Apple Mac Prototype Engineer Joins Vungle To Lead Engineering

One of the co-inventors of the original Apple Macintosh, Marc LeBrun, has joined the video ad company Vungle to lead its engineering team, which has more than doubled since January.

Si Crowhurst has also joined to head the company's new creative optimization group from London.

"It's a great opportunity to have an influence on mobile apps and high-performance video, and working with developers to co-create and invent the future," LeBrun said.

With a caveat on how quickly technology changes, LeBrun said he will work on building a structure to help developers of app frameworks work more closely with those who create ad content. He said don't think of an ad as a foreign object inserted in an app. It's part of the collaborative, co-creation process, and will support the work he will do for what the company calls Vungle Labs.

LeBrun's work had a major impact on the world by building a bridge across consumer technology.

"When I look back on the Mac, I don't want to spend time patting myself and the team on the back, but rather look at all the other things," he said. "We intended to make computers useful, but somehow there were a lot of missed opportunities. It was a great start, but how about all these other things."

One of those "other things" is the available resources, tradeoffs and decisions that might make things smaller and less functional or more expensive. The group had to adapt to hardware and software limitations -- a challenge that LeBrun will overcome at Vungle as he works to build out the company's video advertising products and services.

"There are more opportunities for computer systems to model the user, such as when you reach for something it's already placing it in your hand because it anticipates the need," LeBrun said.

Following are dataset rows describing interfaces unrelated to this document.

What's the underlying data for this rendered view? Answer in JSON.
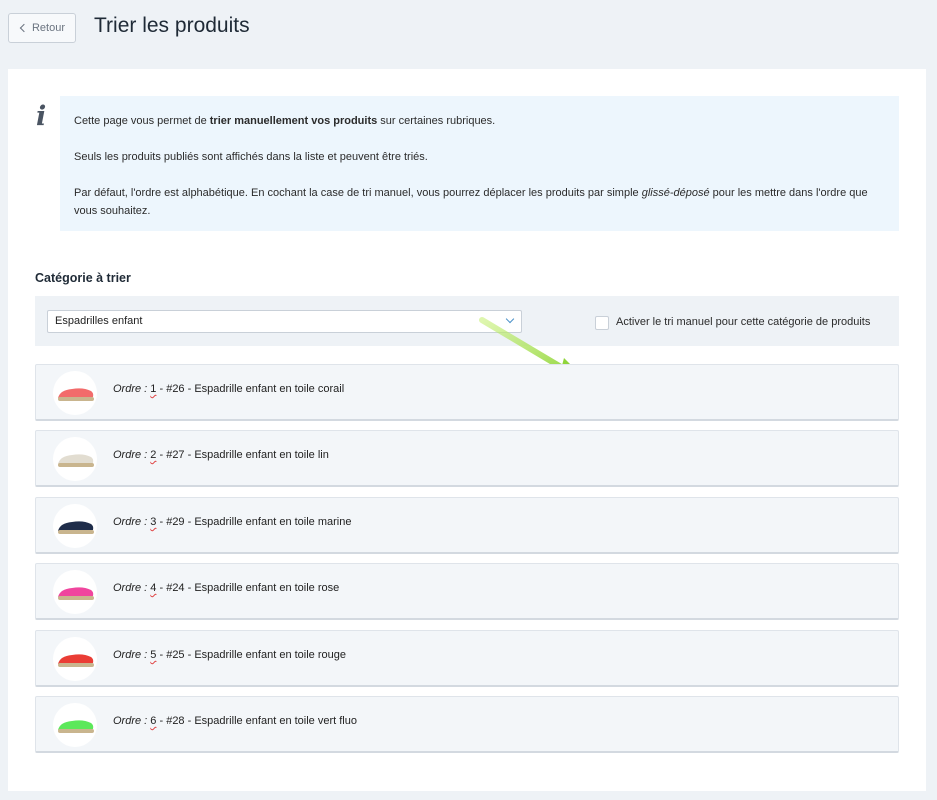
{
  "header": {
    "back_label": "Retour",
    "title": "Trier les produits"
  },
  "info": {
    "icon": "info-icon",
    "p1_before": "Cette page vous permet de ",
    "p1_bold": "trier manuellement vos produits",
    "p1_after": " sur certaines rubriques.",
    "p2": "Seuls les produits publiés sont affichés dans la liste et peuvent être triés.",
    "p3_before": "Par défaut, l'ordre est alphabétique. En cochant la case de tri manuel, vous pourrez déplacer les produits par simple ",
    "p3_italic": "glissé-déposé",
    "p3_after": " pour les mettre dans l'ordre que vous souhaitez."
  },
  "filter": {
    "section_title": "Catégorie à trier",
    "selected_category": "Espadrilles enfant",
    "manual_sort_label": "Activer le tri manuel pour cette catégorie de produits",
    "manual_sort_checked": false
  },
  "products": [
    {
      "order_label": "Ordre :",
      "order": "1",
      "rest": " - #26 - Espadrille enfant en toile corail",
      "color": "#f26b6b"
    },
    {
      "order_label": "Ordre :",
      "order": "2",
      "rest": " - #27 - Espadrille enfant en toile lin",
      "color": "#e2ddd1"
    },
    {
      "order_label": "Ordre :",
      "order": "3",
      "rest": " - #29 - Espadrille enfant en toile marine",
      "color": "#1f2d4a"
    },
    {
      "order_label": "Ordre :",
      "order": "4",
      "rest": " - #24 - Espadrille enfant en toile rose",
      "color": "#f0459e"
    },
    {
      "order_label": "Ordre :",
      "order": "5",
      "rest": " - #25 - Espadrille enfant en toile rouge",
      "color": "#ea3d35"
    },
    {
      "order_label": "Ordre :",
      "order": "6",
      "rest": " - #28 - Espadrille enfant en toile vert fluo",
      "color": "#5ce85a"
    }
  ],
  "colors": {
    "arrow": "#8fd43a",
    "sole": "#c9b58e"
  }
}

Computers have yet to use computing power to its full advantage. Rather than come up with the next great software package, developers need to start thinking differently, such as how the industry defines a mobile app.  

"Today, we tend to think of apps as an entertainment experience, but there's no reason we can't turn an app into an educational experience or empower the user through a social connections,"LeBrun said. "Then we ask what's an ad? An ad is content put into a framework that can dynamically associate with the query or the task."

During his 40-year career, LeBrun has worked with companies ranging from start-ups to Fortune 50 companies, most recently serving as engineering manager for search and advanced data services at, and prior at Adobe Systems as principal scientist for advanced product development. As an authority on signal processing and mathematics, he has worked on the staff of several top researchers, like Stanford, MIT and Xerox PARC, and received the prestigious George Pólya Award from the Mathematical Association of America.  

Next story loading loading..